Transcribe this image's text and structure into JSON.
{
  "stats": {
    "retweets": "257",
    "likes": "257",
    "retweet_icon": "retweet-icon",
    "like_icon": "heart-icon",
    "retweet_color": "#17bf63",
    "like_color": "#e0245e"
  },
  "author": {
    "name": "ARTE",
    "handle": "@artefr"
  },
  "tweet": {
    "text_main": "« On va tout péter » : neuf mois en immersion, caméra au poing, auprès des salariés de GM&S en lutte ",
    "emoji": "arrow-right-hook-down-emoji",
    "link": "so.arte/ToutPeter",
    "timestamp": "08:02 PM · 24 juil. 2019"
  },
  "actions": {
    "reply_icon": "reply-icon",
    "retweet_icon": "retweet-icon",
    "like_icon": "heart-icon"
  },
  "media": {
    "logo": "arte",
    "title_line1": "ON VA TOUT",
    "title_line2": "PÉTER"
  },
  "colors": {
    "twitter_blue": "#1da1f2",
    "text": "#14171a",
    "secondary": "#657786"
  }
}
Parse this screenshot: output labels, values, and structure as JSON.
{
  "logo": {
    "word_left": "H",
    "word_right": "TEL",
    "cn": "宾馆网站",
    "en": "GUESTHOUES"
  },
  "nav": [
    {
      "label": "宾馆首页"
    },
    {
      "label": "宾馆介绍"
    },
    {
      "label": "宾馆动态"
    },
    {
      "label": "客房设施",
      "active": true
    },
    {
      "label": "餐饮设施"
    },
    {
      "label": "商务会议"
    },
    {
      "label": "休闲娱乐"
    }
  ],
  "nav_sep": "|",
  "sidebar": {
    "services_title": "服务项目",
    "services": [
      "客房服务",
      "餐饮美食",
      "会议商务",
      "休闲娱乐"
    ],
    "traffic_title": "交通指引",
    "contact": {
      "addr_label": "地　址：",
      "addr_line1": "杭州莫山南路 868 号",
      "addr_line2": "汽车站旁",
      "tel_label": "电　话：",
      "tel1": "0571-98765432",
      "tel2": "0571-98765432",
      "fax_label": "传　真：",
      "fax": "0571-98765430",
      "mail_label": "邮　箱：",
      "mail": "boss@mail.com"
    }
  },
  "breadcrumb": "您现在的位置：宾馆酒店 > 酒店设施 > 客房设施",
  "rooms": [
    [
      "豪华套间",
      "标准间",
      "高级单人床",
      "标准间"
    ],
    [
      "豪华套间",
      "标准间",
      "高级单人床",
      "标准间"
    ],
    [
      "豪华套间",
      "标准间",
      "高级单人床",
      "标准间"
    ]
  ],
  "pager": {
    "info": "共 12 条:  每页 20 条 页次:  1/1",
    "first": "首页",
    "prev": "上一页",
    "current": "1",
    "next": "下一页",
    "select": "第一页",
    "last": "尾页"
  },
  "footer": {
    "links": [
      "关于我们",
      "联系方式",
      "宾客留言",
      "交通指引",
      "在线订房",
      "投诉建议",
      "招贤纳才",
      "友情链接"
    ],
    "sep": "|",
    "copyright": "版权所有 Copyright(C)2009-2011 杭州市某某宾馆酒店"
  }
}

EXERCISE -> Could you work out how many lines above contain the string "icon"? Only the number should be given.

RESULT OF THE EXERCISE -> 5